There is a good selection of international schools for expat children, including Yangon International School, British International School Yangon, Network International School, International School of Myanmar, and International School Yangon.
There are a number of universities in the center, including Yangon University, two Universities of Medicine, University of Computer Studies, Myanmar Maritime University, and Yangon Technological University. Further universities can be found in the suburbs, such as Dagon University, University of West Yangon, and University of East Yangon.
Yangon center is pretty jam-packed with buses since most residents can’t afford the price of a car. There are over 300 bus lines, both public and private, running some 6,300 buses that carry over 4.4 million passengers each day.
Traffic conditions tend to be hectic and many of the roads are in a state of poor repair. Driving is on the right hand side and it shouldn’t be too noisy as beeping your horn has been illegal in Yangon since 2004, carrying a heavy penalty.
Your best bet if you’re staying within the center is to walk to most places. A slightly more sedate way of seeing the city may be to go on a river ferry; there are four main passenger jetties from which ferries cross from the waterfront downtown to Thanlyin and Dala.
Yangon has a rich culture dating back thousands of years, and evidence of this can be seen just by walking around. Expats living in Yangon can, for example, look forward to visiting the breathtaking Shwedagon Pagoda, an amazing Buddhist temple in gold. There’s also the Independence Monument, the Sule Pagoda — an incredible complex with a temple in the middle of a roundabout and encircled by City Hall — a Shia mosque, a Sunni mosque, Emmanuel Baptist Church, and the former colonial High Court building.
You’re spoilt for choice when it comes to museums and galleries, too. There’s the National Museum with a plethora of exhibits including the last king’s Lion Throne, the home of independence icon Aung San, and the Pansodan Gallery, which displays contemporary artists.
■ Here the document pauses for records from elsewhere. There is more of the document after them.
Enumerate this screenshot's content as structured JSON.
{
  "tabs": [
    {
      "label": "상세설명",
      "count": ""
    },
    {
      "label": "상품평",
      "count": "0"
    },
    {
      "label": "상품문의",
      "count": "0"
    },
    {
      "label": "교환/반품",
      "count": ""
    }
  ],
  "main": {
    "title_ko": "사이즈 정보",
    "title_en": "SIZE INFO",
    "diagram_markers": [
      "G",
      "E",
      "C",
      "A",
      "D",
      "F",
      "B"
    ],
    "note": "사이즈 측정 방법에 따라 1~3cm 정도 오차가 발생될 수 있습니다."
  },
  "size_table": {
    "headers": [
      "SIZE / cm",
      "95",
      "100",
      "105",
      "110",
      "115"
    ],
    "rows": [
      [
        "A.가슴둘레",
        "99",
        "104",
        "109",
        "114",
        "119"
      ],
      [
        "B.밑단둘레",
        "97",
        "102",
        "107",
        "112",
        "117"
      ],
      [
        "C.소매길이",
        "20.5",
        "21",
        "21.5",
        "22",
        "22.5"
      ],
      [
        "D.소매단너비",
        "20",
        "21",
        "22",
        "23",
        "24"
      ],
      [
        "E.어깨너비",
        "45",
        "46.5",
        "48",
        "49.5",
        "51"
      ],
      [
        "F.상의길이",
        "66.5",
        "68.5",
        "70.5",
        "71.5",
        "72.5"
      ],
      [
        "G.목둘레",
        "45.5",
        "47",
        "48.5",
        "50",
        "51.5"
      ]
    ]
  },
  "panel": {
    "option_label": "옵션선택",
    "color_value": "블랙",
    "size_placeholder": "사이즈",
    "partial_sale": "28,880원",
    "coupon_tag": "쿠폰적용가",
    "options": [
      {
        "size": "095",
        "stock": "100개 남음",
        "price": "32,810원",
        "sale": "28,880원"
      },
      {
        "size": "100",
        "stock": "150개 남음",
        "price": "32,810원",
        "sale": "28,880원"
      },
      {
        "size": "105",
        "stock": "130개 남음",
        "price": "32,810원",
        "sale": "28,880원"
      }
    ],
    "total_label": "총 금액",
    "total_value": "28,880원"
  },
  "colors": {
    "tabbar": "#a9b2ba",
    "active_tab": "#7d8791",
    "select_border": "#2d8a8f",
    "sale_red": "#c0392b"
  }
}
There are also numerous opportunities for expats living in Yangon to participate in sports, for example at the Yangon United Sports Complex.